Records:
═══

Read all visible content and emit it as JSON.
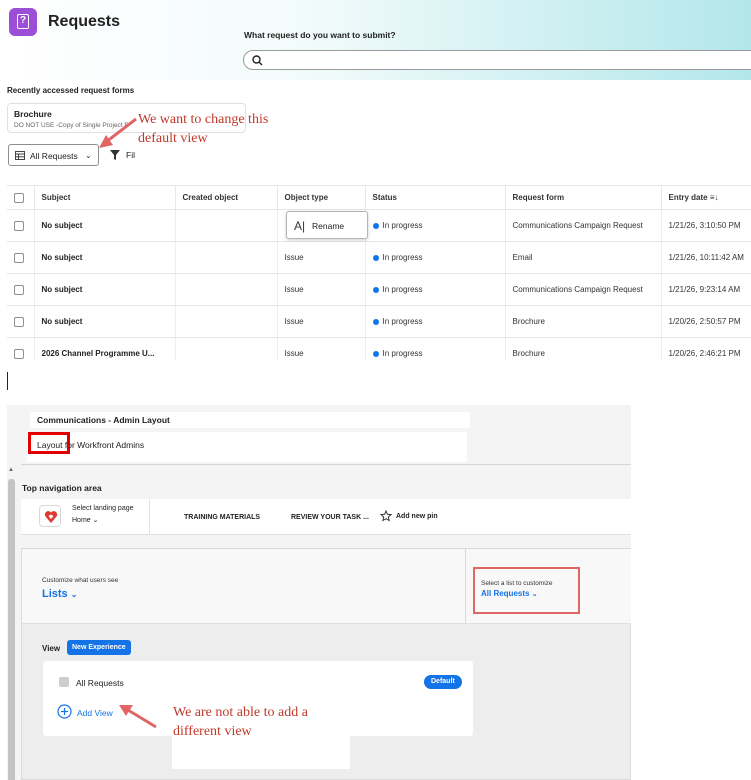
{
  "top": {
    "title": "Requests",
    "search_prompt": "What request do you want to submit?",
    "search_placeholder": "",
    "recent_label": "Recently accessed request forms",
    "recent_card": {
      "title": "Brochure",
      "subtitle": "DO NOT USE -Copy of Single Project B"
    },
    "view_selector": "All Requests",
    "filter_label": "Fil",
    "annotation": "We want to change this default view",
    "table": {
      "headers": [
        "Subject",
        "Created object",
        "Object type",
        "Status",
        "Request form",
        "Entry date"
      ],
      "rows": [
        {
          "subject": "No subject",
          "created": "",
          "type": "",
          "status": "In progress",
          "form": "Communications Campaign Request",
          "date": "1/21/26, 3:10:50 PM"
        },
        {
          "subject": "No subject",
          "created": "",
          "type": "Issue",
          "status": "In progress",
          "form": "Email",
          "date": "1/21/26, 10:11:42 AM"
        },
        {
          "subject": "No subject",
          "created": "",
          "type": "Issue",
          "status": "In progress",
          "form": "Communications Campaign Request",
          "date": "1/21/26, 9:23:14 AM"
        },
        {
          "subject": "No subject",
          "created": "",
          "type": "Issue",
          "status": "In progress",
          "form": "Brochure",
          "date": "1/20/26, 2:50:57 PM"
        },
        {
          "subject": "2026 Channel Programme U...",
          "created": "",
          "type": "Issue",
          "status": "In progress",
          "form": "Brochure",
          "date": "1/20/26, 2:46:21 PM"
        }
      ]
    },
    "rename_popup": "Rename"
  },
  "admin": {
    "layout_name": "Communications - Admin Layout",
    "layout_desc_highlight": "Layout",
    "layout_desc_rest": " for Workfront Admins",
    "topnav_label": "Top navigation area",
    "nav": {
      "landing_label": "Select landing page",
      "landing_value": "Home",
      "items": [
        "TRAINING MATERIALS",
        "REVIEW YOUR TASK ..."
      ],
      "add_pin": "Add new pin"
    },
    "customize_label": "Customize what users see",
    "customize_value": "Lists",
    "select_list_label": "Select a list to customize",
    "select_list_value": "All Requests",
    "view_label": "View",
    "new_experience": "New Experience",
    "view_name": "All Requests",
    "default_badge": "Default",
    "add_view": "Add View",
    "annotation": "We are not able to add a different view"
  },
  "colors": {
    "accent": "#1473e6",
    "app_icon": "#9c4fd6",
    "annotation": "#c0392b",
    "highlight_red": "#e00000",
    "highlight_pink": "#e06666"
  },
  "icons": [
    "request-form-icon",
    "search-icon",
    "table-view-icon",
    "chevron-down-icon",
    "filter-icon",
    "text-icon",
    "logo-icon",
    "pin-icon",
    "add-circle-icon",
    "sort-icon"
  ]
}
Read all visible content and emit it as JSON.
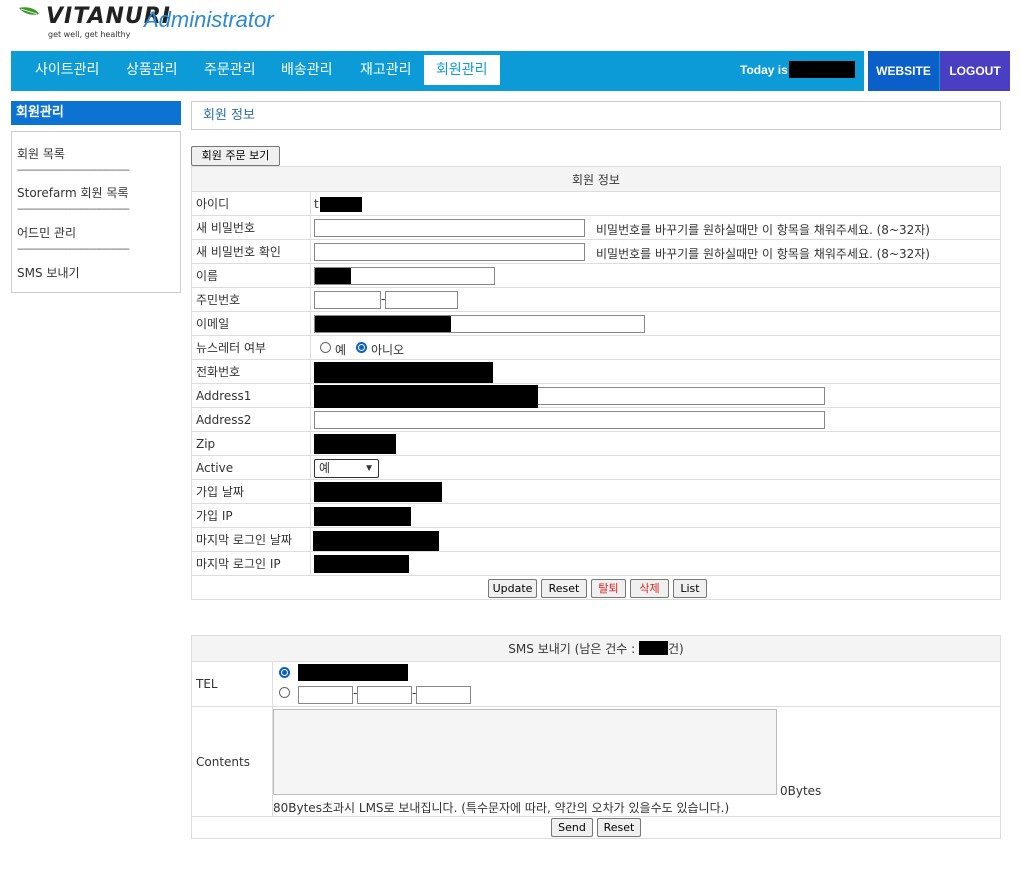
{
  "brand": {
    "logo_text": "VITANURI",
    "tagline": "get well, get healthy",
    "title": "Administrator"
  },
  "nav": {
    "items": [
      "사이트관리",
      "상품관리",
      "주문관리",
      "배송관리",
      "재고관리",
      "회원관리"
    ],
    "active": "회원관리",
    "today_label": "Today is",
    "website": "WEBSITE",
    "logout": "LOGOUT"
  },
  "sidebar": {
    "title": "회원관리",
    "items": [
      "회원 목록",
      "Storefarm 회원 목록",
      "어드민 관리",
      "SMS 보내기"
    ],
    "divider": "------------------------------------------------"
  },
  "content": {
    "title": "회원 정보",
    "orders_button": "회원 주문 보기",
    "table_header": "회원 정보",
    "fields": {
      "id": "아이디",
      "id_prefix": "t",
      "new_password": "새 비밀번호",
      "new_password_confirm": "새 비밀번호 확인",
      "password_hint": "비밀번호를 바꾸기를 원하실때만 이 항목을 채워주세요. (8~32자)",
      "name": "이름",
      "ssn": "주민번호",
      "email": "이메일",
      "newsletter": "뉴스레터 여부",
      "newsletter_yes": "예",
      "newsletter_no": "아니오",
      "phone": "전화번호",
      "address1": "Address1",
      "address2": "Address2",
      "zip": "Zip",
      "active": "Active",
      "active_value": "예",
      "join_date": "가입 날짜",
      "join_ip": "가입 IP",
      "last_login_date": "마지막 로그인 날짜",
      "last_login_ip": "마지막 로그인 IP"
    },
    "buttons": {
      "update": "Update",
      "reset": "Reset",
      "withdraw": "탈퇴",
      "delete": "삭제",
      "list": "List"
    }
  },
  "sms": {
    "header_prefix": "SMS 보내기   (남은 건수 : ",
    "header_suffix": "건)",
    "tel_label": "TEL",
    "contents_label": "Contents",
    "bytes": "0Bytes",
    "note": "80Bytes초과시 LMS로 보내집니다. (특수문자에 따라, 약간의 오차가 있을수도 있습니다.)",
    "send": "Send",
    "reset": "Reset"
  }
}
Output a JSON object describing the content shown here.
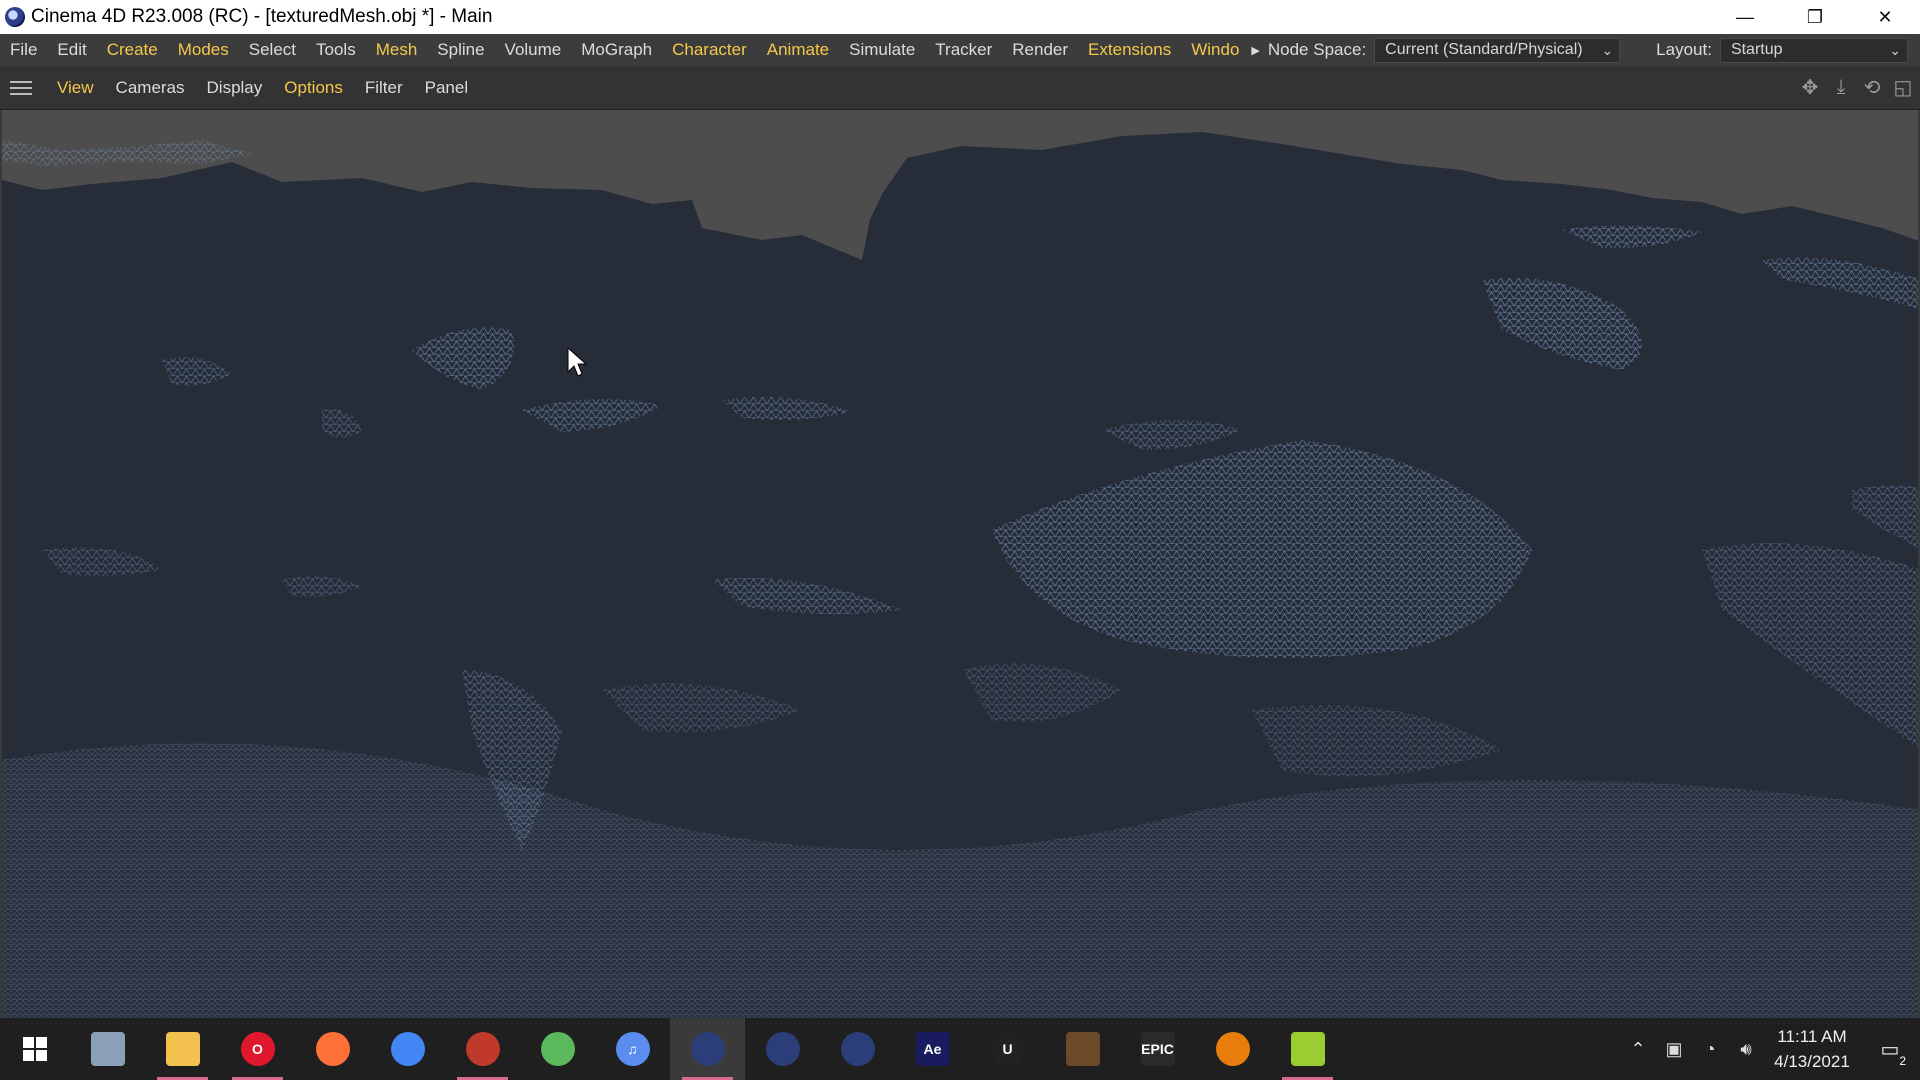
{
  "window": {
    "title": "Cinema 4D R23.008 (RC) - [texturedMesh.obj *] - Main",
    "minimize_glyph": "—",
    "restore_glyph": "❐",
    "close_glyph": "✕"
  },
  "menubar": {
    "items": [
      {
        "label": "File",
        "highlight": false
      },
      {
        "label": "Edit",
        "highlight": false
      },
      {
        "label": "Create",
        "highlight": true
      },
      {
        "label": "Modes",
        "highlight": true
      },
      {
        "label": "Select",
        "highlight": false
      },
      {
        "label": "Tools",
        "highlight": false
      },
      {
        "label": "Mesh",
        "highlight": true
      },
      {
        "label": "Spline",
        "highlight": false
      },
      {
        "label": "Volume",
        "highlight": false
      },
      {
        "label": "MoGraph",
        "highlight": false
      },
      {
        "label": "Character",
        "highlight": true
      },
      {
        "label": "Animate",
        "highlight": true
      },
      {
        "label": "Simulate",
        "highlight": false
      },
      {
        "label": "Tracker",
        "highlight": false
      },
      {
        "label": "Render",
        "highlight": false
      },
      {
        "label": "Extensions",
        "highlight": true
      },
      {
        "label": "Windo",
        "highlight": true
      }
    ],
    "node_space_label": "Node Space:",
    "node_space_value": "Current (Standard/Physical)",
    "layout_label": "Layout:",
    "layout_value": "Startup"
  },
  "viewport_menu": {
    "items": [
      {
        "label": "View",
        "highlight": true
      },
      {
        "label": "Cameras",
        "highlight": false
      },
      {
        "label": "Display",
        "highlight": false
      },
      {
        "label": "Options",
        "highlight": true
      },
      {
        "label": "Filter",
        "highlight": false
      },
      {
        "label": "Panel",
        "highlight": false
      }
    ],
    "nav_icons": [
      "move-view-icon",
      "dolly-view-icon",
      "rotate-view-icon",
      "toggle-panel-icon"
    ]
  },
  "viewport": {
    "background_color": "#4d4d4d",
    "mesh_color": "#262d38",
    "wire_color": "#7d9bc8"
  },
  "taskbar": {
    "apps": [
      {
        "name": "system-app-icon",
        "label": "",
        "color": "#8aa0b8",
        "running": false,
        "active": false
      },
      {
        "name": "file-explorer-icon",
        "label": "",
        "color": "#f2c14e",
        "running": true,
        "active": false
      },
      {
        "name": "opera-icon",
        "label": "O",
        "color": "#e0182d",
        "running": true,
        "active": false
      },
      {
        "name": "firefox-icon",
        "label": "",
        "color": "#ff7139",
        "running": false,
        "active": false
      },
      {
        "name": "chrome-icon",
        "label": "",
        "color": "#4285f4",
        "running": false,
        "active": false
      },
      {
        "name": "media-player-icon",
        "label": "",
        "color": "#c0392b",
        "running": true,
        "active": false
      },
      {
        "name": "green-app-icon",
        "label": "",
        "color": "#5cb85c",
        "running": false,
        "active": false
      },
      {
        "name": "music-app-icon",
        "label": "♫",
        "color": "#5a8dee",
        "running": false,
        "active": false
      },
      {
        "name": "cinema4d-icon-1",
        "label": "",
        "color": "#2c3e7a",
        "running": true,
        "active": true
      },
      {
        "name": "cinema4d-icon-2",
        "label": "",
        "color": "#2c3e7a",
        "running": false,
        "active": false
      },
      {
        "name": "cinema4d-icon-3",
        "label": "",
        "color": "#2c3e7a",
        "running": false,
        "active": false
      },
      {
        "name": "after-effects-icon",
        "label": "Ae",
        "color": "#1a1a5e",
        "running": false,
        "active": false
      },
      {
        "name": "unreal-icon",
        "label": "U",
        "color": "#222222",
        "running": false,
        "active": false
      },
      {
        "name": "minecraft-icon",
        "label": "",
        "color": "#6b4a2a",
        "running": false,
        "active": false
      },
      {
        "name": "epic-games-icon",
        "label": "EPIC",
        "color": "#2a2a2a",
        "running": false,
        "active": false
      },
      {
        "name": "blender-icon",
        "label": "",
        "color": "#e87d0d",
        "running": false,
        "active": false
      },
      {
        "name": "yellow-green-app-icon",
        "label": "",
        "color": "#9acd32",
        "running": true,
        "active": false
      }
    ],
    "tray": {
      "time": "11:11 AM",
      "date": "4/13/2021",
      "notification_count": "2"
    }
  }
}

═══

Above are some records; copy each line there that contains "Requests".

    "title": "Requests",
    "view_selector": "All Requests",
    "select_list_value": "All Requests",
    "view_name": "All Requests",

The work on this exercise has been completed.